The study asked about the reasons why Christians are leaving. Some have been saying that it is because of systematic Muslim persecution. But the study concluded: "One factor remains the most detrimental to the continued existence of the indigenous population. This factor is the political situation manifested in the occupation and the loss of hope in a just peace." The fact is that we do not have a problem with systematic persecution by Muslims or the Palestinian Authority. The underlying problem of Palestinian Christian emigration is the unbearable situation under ongoing military occupation.

However, we are very worried about the future of Palestinian Christianity. If present trends continue, there will be no living, local Christian community here in fifteen to twenty years. The heads of churches last year issued a statement with specific steps to help keep the Palestinians in Jerusalem and the Holy Land:

1. …

The rest of this article is only available to active members of Questia

Sign up now for a free, 1-day trial and receive full access to:

  • Questia's entire collection
  • Automatic bibliography creation
  • More helpful research tools like notes, citations, and highlights
  • Ad-free environment

Already a member? Log in now.

Notes for this article

Add a new note
If you are trying to select text to create highlights or citations, remember that you must now click or tap on the first word, and then click or tap on the last word.
One moment ...
Default project is now your active project.
Project items

Items saved from this article

This article has been saved
Highlights (0)
Some of your highlights are legacy items.

Highlights saved before July 30, 2012 will not be displayed on their respective source pages.

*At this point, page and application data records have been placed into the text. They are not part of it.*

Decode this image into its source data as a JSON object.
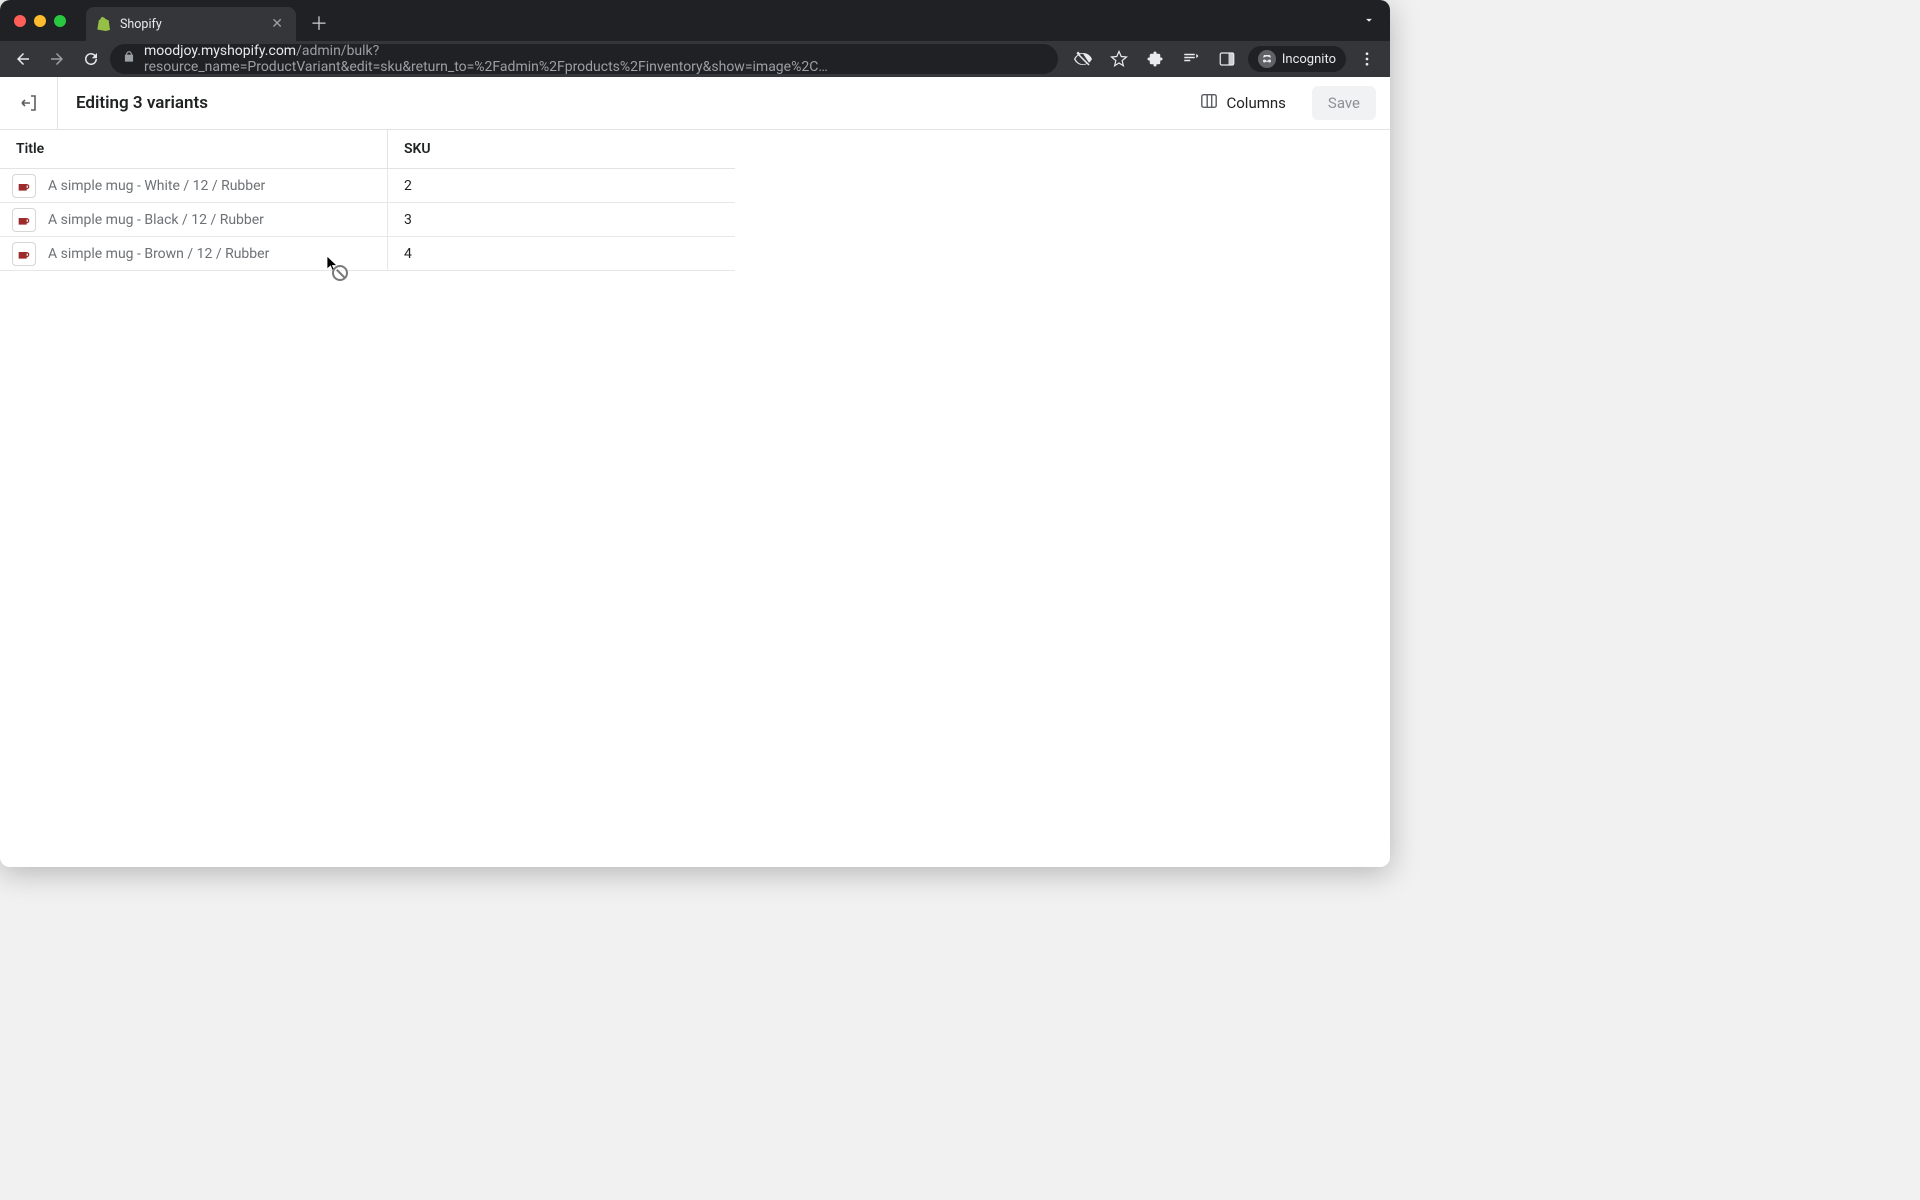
{
  "browser": {
    "tab_title": "Shopify",
    "url_host": "moodjoy.myshopify.com",
    "url_path": "/admin/bulk?resource_name=ProductVariant&edit=sku&return_to=%2Fadmin%2Fproducts%2Finventory&show=image%2C…",
    "incognito_label": "Incognito"
  },
  "header": {
    "title": "Editing 3 variants",
    "columns_label": "Columns",
    "save_label": "Save"
  },
  "table": {
    "columns": {
      "title": "Title",
      "sku": "SKU"
    },
    "rows": [
      {
        "title": "A simple mug - White / 12 / Rubber",
        "sku": "2"
      },
      {
        "title": "A simple mug - Black / 12 / Rubber",
        "sku": "3"
      },
      {
        "title": "A simple mug - Brown / 12 / Rubber",
        "sku": "4"
      }
    ]
  }
}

You can easily re-create the highlights by opening the book page or article, selecting the text, and clicking “Highlight.”

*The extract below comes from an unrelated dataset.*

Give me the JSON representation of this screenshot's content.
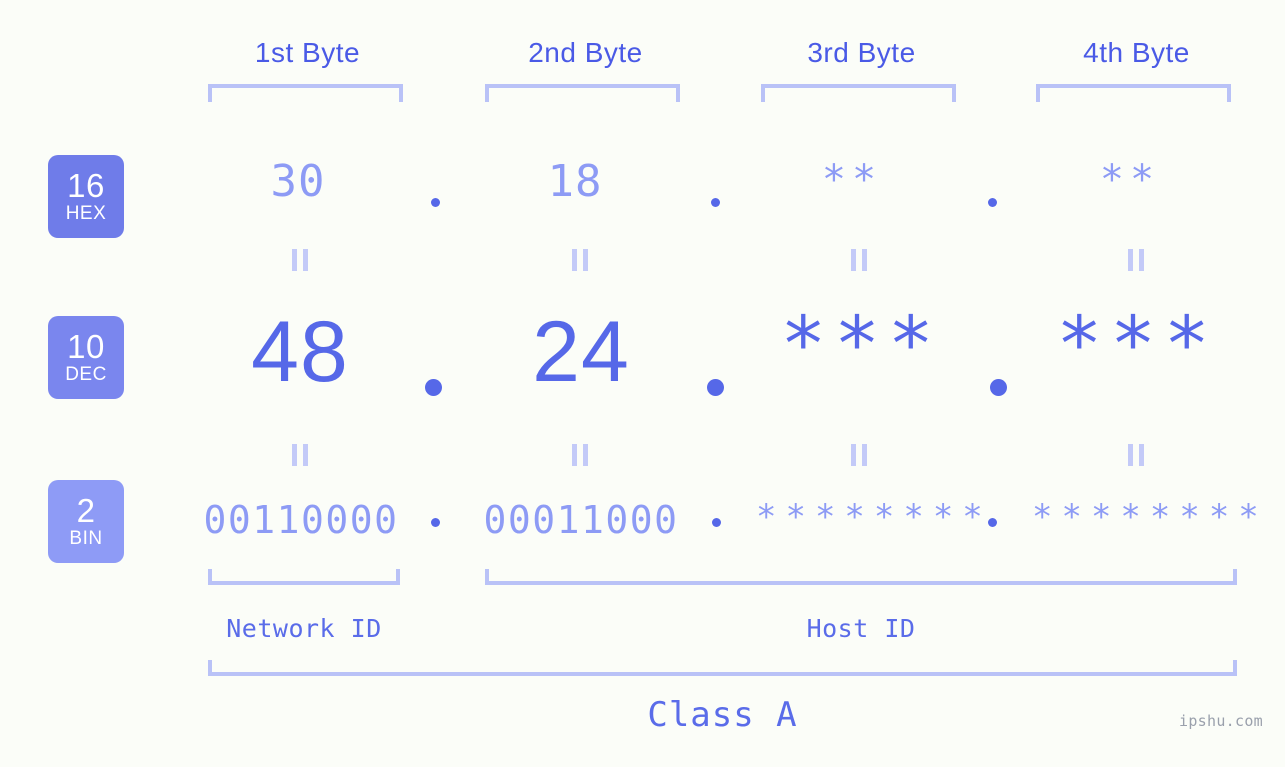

Citations (0)
Some of your citations are legacy items.

Any citation created before July 30, 2012 will labeled as a “Cited page.” New citations will be saved as cited passages, pages or articles.

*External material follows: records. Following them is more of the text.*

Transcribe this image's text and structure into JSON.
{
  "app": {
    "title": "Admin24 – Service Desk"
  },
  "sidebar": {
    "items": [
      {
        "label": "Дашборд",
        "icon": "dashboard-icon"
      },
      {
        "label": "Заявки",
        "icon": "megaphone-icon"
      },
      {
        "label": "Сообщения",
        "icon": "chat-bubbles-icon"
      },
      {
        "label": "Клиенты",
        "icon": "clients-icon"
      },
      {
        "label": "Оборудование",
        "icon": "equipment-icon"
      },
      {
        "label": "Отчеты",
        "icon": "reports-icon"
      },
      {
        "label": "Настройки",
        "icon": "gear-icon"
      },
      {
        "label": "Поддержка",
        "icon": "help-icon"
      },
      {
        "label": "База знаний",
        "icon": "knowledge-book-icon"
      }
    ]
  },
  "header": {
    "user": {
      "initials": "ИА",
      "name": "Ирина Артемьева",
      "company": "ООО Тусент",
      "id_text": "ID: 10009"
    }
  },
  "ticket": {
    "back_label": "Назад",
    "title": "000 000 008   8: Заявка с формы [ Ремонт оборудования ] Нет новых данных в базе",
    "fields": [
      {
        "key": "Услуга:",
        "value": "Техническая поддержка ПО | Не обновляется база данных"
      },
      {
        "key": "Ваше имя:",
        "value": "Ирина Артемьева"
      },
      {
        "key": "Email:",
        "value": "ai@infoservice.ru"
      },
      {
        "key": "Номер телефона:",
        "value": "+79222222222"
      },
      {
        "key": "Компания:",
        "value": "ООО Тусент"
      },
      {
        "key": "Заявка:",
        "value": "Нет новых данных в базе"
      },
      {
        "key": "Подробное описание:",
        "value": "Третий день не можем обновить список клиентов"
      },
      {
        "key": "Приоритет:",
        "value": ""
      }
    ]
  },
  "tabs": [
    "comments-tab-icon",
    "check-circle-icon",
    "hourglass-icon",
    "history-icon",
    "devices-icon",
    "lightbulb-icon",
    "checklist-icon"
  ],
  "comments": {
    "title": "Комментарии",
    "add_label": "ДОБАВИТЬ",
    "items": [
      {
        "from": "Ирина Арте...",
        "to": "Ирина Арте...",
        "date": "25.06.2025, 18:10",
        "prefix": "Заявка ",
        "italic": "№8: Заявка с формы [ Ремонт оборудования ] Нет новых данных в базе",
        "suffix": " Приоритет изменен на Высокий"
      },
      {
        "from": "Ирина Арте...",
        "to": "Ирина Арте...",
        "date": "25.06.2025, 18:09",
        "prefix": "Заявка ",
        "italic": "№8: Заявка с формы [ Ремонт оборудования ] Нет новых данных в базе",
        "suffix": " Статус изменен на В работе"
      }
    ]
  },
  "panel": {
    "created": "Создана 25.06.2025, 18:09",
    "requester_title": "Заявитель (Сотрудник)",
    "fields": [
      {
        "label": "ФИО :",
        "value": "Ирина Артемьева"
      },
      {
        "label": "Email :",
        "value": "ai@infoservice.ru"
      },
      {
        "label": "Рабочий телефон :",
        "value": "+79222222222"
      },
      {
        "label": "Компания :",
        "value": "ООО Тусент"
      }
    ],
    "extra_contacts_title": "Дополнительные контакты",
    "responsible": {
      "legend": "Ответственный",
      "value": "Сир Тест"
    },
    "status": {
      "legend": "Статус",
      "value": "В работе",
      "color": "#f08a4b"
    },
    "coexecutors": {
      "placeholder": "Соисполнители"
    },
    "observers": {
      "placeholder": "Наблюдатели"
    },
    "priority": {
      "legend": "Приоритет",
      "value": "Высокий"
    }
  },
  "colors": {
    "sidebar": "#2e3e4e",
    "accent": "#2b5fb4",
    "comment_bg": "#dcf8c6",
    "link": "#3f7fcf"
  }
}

We also added the ability to view new citations from your projects or the book or article where you created them.

Notes (0)
Bookmarks (0)

You have no saved items from this article

Project items include:
  • Saved book/article
  • Highlights
  • Quotes/citations
  • Notes
  • Bookmarks
Notes
Cite this article

Cited article

Style
Citations are available only to our active members.
Sign up now to cite pages or passages in MLA, APA and Chicago citation styles.

(Einhorn, 1992, p. 25)

(Einhorn 25)

1

1. Lois J. Einhorn, Abraham Lincoln, the Orator: Penetrating the Lincoln Legend (Westport, CT: Greenwood Press, 1992), 25, http://www.questia.com/read/27419298.

Cited article

The Future of Palestinian Christianity and Prospects for Justice, Peace, and Reconciliation
Settings

Settings

Typeface
Text size Smaller Larger Reset View mode
Search within

Search within this article

Look up

Look up a word

  • Dictionary
  • Thesaurus
Please submit a word or phrase above.
Print this page

Print this page

Why can't I print more than one page at a time?

Full screen

matching results for page

Cited passage

Style
Citations are available only to our active members.
Sign up now to cite pages or passages in MLA, APA and Chicago citation styles.

"Portraying himself as an honest, ordinary person helped Lincoln identify with his audiences." (Einhorn, 1992, p. 25).

"Portraying himself as an honest, ordinary person helped Lincoln identify with his audiences." (Einhorn 25)

"Portraying himself as an honest, ordinary person helped Lincoln identify with his audiences."1

1. Lois J. Einhorn, Abraham Lincoln, the Orator: Penetrating the Lincoln Legend (Westport, CT: Greenwood Press, 1992), 25, http://www.questia.com/read/27419298.

Cited passage

Thanks for trying Questia!

Please continue trying out our research tools, but please note, full functionality is available only to our active members.

Your work will be lost once you leave this Web page.

For full access in an ad-free environment, sign up now for a FREE, 1-day trial.

Already a member? Log in now.